# Does this pic makes sense? (Trigonometry)

1. Sep 24, 2010

### Femme_physics

Does this pic make sense? If pi is equal to 3.14, how come it seems drawn at where 1 supposed to be?

[PLAIN]http://img210.imageshack.us/img210/6190/sine.jpg [Broken]

Last edited by a moderator: May 4, 2017
2. Sep 24, 2010

### CRGreathouse

The 1 is on the y-axis, where the value is... umm... 1. The multiples of pi are on the x-axis.

3. Sep 24, 2010

### Femme_physics

I know, but if you look at it carefully you can see that the "1" on the y-axis is way longer than the pi on the "x-axis"...how does that make sense if pi is equal to 3.14?

4. Sep 24, 2010

### Pengwuino

You can scale a graph physically however you want. Your "ticks", as I call them, can be spaced out however you want, as long as it is uniform on the axis.

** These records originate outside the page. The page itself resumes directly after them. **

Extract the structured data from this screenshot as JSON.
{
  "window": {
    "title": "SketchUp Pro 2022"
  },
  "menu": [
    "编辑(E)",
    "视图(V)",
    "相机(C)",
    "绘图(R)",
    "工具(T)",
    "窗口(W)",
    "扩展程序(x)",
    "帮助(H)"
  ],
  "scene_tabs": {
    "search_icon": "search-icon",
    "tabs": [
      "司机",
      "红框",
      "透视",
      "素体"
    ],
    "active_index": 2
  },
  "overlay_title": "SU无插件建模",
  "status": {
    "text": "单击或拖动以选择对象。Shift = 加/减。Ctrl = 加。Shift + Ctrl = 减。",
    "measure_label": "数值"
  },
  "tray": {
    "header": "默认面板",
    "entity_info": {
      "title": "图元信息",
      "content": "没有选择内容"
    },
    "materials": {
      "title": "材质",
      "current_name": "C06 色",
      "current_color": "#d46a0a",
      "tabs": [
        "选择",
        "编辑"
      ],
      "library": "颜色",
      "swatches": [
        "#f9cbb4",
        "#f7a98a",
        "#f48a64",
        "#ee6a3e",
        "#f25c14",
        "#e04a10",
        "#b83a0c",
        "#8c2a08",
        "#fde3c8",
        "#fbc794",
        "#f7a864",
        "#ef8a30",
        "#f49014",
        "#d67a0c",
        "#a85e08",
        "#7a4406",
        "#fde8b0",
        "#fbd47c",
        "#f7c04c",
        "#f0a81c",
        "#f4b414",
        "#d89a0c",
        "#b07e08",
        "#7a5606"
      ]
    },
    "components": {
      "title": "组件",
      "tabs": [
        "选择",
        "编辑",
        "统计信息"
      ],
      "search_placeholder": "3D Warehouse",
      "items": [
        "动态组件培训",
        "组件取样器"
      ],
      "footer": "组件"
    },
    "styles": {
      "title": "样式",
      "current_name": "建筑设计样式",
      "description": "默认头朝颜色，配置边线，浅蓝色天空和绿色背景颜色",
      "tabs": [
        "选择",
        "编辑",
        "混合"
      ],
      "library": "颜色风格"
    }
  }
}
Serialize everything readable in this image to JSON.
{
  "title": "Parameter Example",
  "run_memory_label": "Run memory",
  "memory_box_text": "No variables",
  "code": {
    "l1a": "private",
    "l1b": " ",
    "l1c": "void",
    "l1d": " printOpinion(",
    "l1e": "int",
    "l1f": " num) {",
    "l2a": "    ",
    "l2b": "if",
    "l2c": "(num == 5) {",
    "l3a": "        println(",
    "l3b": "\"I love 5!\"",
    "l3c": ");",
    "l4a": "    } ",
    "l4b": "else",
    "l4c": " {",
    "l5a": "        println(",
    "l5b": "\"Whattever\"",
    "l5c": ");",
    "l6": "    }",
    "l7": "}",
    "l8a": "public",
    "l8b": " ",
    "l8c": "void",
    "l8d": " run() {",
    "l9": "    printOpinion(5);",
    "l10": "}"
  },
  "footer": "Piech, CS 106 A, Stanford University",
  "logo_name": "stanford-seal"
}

For example, lets say instead of graphing y = sin(x), you graphed y = 10000sin(x). If you actually drew your graph so that the length along the x-axis from 0 to pi matched the y-axis as you want, your graph would be so tall as to lose all usefulness.

edit: I say they have to be uniform on the axis... but that's not entirely true but for your purposes they do.

Last edited: Sep 24, 2010
5. Sep 24, 2010

### Femme_physics

I think you're wrong, Peng.

Are you saying that the X-plane and the Y-plane are simply not symmetrically aligned in this case?

6. Sep 24, 2010

### Pengwuino

If you mean they are not similar in the length scale, obvious they are not. And there is no need for them to be. Like I said, if you plotted something like 1000sin(x), would it make sense to allocate the same lengths per tick for the x and y axis?

7. Sep 24, 2010

Dory the quantities on the x axis are different to those on the y axis.The x axis is giving angles in radians and the y axis is giving the sines of those angles.They are two different things so how can you compare the numerical values of them?It's rather like me saying that four seconds is bigger than three metres.It's a meaningless comparison.

8. Sep 24, 2010

### Femme_physics

Ah...getting the hang of it. Thanks.

9. Sep 24, 2010

### Mentallic

We shouldn't be worrying ourselves about the units that correspond with the graph. We could just as well be plotting something hypothetically numerical that has no physical significance. Pengwuino has already answered the question appropriately.

Another example, if we plotted y=x it will only look like there is a 45o angle between the line and the x-axis if the unit lengths on the x and y axis are spaced equally apart. If we had 1cm=1 on the x axis but 1cm=10 on the y axis then it will look like y=x/10 instead of y=x.

10. Sep 24, 2010

Yes of course you can choose any scale you wish but also it is meaningless to make numerical comparisons between quantities that are different.The graph in question is physically significant,both quantities are unitless but they are different things.

11. Sep 25, 2010

### Mentallic

So you're saying that every function we plot needs to have some physical significance? We can't just find the relationship between two numbers by plotting an input and its appropriate output defined by some function?

12. Sep 25, 2010

No I wasn't referring to "every function" I was referring to the function introduced by the op which is physically significant.

13. Sep 25, 2010

### Mentallic

Right, so if I showed you a quadratic then you would agree that the numbers can just be a relationship between each other. If I then changed my story around and told you this quadratic describes the motion of a projectile then everything suddenly changes? No, it has no reason to.

We are describing the relationship between the quantities on the x and y axis as nothing more than numerical values. No matter what the units are, we are only comparing the relationship of the numbers. This isn't the reason why we change the scale of each axis, pengwuino has given the correct answer.

14. Sep 25, 2010

You "are only comparing the relationship of the numbers"? .It is not valid to change the original question and consider the numbers only and ignore what those numbers stand for?The answers we give here should refer to the graph that has been presented which has one set of numbers referring to angles and the second set referring to sines of those angles,two different things.

Last edited: Sep 25, 2010